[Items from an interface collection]
########
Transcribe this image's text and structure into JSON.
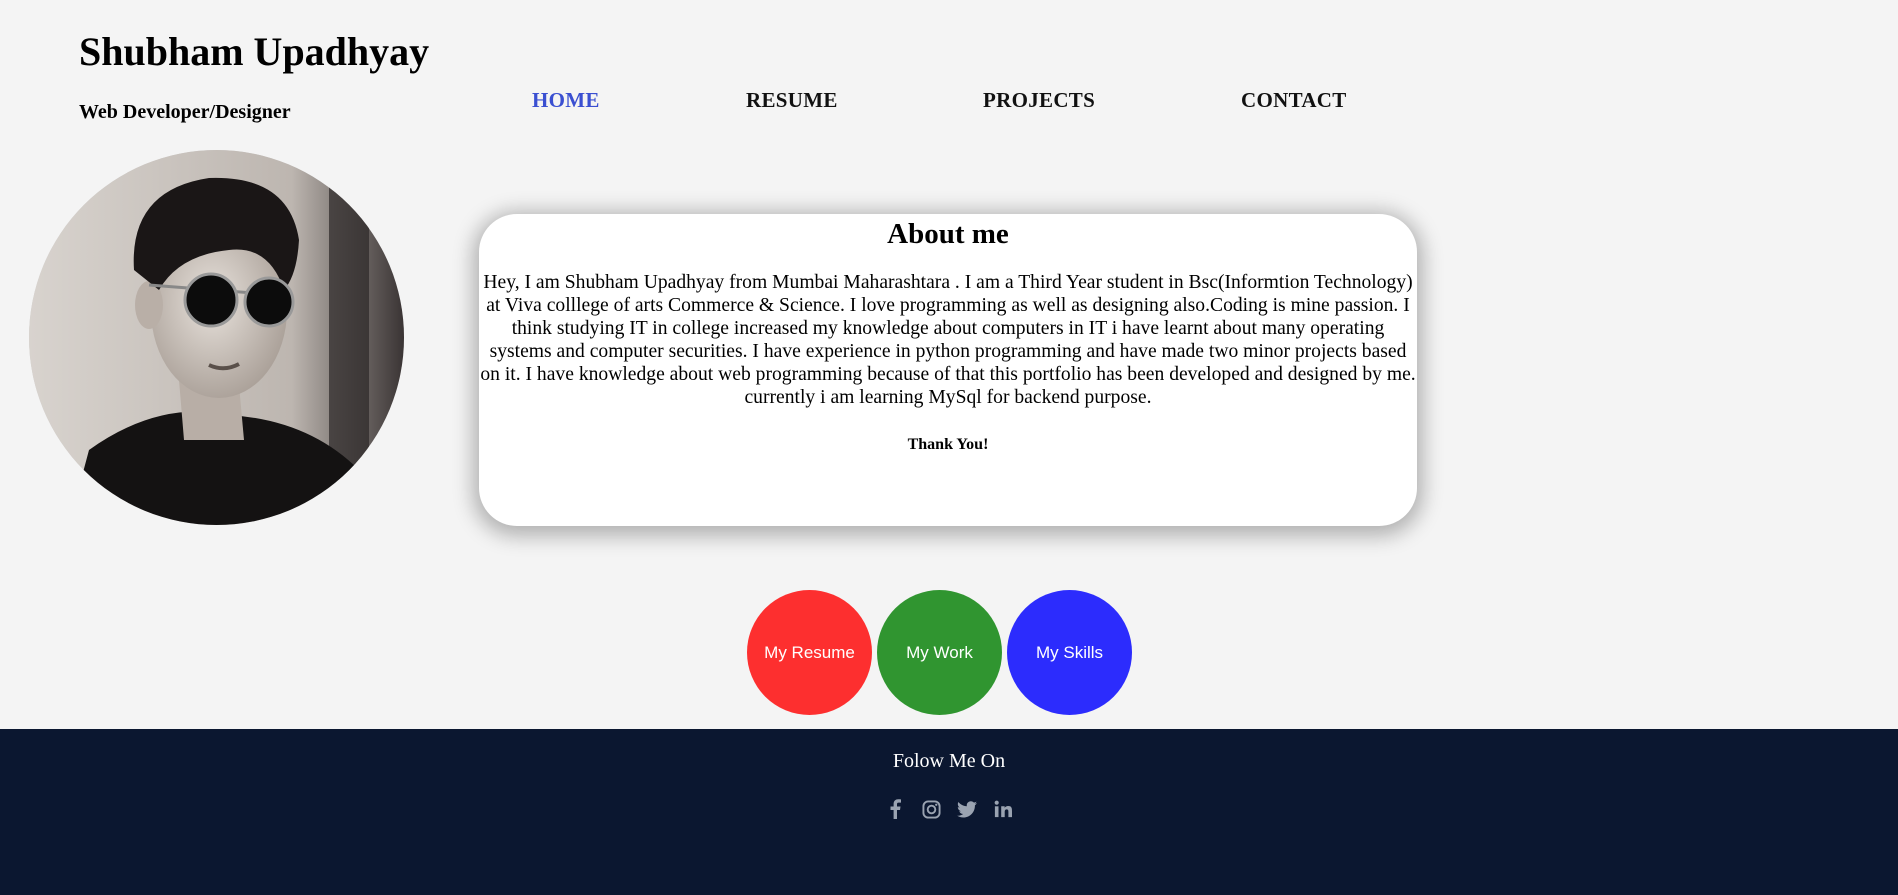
{
  "header": {
    "name": "Shubham Upadhyay",
    "role": "Web Developer/Designer"
  },
  "nav": {
    "items": [
      "HOME",
      "RESUME",
      "PROJECTS",
      "CONTACT"
    ],
    "active": "HOME",
    "active_color": "#3a4fd1"
  },
  "avatar": {
    "alt": "profile photo"
  },
  "about": {
    "title": "About me",
    "body": "Hey, I am Shubham Upadhyay from Mumbai Maharashtara . I am a Third Year student in Bsc(Informtion Technology) at Viva colllege of arts Commerce & Science. I love programming as well as designing also.Coding is mine passion. I think studying IT in college increased my knowledge about computers in IT i have learnt about many operating systems and computer securities. I have experience in python programming and have made two minor projects based on it. I have knowledge about web programming because of that this portfolio has been developed and designed by me. currently i am learning MySql for backend purpose.",
    "thanks": "Thank You!"
  },
  "buttons": [
    {
      "label": "My Resume",
      "color": "#fd2f2f"
    },
    {
      "label": "My Work",
      "color": "#309530"
    },
    {
      "label": "My Skills",
      "color": "#2c2cfd"
    }
  ],
  "footer": {
    "follow": "Folow Me On",
    "background": "#0b1730",
    "socials": [
      "facebook-icon",
      "instagram-icon",
      "twitter-icon",
      "linkedin-icon"
    ]
  }
}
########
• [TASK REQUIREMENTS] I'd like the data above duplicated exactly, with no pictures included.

• [TASK ANSWER]
Transcribe this image's text and structure into JSON.
{
  "header": {
    "name": "Shubham Upadhyay",
    "role": "Web Developer/Designer"
  },
  "nav": {
    "items": [
      "HOME",
      "RESUME",
      "PROJECTS",
      "CONTACT"
    ],
    "active": "HOME",
    "active_color": "#3a4fd1"
  },
  "avatar": {
    "alt": "profile photo"
  },
  "about": {
    "title": "About me",
    "body": "Hey, I am Shubham Upadhyay from Mumbai Maharashtara . I am a Third Year student in Bsc(Informtion Technology) at Viva colllege of arts Commerce & Science. I love programming as well as designing also.Coding is mine passion. I think studying IT in college increased my knowledge about computers in IT i have learnt about many operating systems and computer securities. I have experience in python programming and have made two minor projects based on it. I have knowledge about web programming because of that this portfolio has been developed and designed by me. currently i am learning MySql for backend purpose.",
    "thanks": "Thank You!"
  },
  "buttons": [
    {
      "label": "My Resume",
      "color": "#fd2f2f"
    },
    {
      "label": "My Work",
      "color": "#309530"
    },
    {
      "label": "My Skills",
      "color": "#2c2cfd"
    }
  ],
  "footer": {
    "follow": "Folow Me On",
    "background": "#0b1730",
    "socials": [
      "facebook-icon",
      "instagram-icon",
      "twitter-icon",
      "linkedin-icon"
    ]
  }
}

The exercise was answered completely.